**Work to complete:** For this exercise, output every line of the data as it stands.

(Beginning of Provided entries)

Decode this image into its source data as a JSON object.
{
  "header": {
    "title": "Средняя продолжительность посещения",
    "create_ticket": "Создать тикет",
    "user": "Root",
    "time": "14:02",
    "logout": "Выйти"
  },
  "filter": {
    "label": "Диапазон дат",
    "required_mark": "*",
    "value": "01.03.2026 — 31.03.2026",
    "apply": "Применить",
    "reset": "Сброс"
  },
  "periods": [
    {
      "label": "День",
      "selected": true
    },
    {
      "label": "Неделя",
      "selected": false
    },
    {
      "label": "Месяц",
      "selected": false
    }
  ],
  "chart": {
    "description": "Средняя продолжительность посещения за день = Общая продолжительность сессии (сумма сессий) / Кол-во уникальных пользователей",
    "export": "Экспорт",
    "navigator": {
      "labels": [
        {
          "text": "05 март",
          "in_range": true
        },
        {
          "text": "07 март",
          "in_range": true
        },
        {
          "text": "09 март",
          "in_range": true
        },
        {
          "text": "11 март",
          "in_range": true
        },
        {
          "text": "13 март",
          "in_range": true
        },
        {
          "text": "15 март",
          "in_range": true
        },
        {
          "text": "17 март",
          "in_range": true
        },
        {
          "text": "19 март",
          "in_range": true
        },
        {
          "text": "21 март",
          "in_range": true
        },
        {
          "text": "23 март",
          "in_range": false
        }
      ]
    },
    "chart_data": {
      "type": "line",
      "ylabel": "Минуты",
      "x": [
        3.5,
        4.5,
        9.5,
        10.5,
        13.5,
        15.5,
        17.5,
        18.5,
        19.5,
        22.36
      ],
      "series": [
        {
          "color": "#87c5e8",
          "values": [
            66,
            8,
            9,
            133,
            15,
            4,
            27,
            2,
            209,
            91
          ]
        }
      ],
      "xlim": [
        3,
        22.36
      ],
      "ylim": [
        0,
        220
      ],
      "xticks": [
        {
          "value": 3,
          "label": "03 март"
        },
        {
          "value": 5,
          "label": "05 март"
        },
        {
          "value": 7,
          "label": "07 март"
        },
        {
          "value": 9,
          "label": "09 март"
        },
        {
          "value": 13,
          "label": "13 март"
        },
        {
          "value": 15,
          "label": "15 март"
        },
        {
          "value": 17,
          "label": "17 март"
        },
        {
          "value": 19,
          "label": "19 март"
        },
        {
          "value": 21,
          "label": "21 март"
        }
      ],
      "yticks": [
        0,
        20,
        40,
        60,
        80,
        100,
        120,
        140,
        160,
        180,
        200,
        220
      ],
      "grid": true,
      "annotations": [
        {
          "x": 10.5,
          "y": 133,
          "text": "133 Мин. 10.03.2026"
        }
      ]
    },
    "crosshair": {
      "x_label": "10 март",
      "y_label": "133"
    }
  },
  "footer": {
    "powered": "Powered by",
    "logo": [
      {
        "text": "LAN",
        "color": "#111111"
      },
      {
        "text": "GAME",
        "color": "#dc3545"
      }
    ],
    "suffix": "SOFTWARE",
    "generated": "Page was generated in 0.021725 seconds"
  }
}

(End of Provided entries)

**Exercise answer:**
Decode this image into its source data as a JSON object.
{
  "header": {
    "title": "Средняя продолжительность посещения",
    "create_ticket": "Создать тикет",
    "user": "Root",
    "time": "14:02",
    "logout": "Выйти"
  },
  "filter": {
    "label": "Диапазон дат",
    "required_mark": "*",
    "value": "01.03.2026 — 31.03.2026",
    "apply": "Применить",
    "reset": "Сброс"
  },
  "periods": [
    {
      "label": "День",
      "selected": true
    },
    {
      "label": "Неделя",
      "selected": false
    },
    {
      "label": "Месяц",
      "selected": false
    }
  ],
  "chart": {
    "description": "Средняя продолжительность посещения за день = Общая продолжительность сессии (сумма сессий) / Кол-во уникальных пользователей",
    "export": "Экспорт",
    "navigator": {
      "labels": [
        {
          "text": "05 март",
          "in_range": true
        },
        {
          "text": "07 март",
          "in_range": true
        },
        {
          "text": "09 март",
          "in_range": true
        },
        {
          "text": "11 март",
          "in_range": true
        },
        {
          "text": "13 март",
          "in_range": true
        },
        {
          "text": "15 март",
          "in_range": true
        },
        {
          "text": "17 март",
          "in_range": true
        },
        {
          "text": "19 март",
          "in_range": true
        },
        {
          "text": "21 март",
          "in_range": true
        },
        {
          "text": "23 март",
          "in_range": false
        }
      ]
    },
    "chart_data": {
      "type": "line",
      "ylabel": "Минуты",
      "x": [
        3.5,
        4.5,
        9.5,
        10.5,
        13.5,
        15.5,
        17.5,
        18.5,
        19.5,
        22.36
      ],
      "series": [
        {
          "color": "#87c5e8",
          "values": [
            66,
            8,
            9,
            133,
            15,
            4,
            27,
            2,
            209,
            91
          ]
        }
      ],
      "xlim": [
        3,
        22.36
      ],
      "ylim": [
        0,
        220
      ],
      "xticks": [
        {
          "value": 3,
          "label": "03 март"
        },
        {
          "value": 5,
          "label": "05 март"
        },
        {
          "value": 7,
          "label": "07 март"
        },
        {
          "value": 9,
          "label": "09 март"
        },
        {
          "value": 13,
          "label": "13 март"
        },
        {
          "value": 15,
          "label": "15 март"
        },
        {
          "value": 17,
          "label": "17 март"
        },
        {
          "value": 19,
          "label": "19 март"
        },
        {
          "value": 21,
          "label": "21 март"
        }
      ],
      "yticks": [
        0,
        20,
        40,
        60,
        80,
        100,
        120,
        140,
        160,
        180,
        200,
        220
      ],
      "grid": true,
      "annotations": [
        {
          "x": 10.5,
          "y": 133,
          "text": "133 Мин. 10.03.2026"
        }
      ]
    },
    "crosshair": {
      "x_label": "10 март",
      "y_label": "133"
    }
  },
  "footer": {
    "powered": "Powered by",
    "logo": [
      {
        "text": "LAN",
        "color": "#111111"
      },
      {
        "text": "GAME",
        "color": "#dc3545"
      }
    ],
    "suffix": "SOFTWARE",
    "generated": "Page was generated in 0.021725 seconds"
  }
}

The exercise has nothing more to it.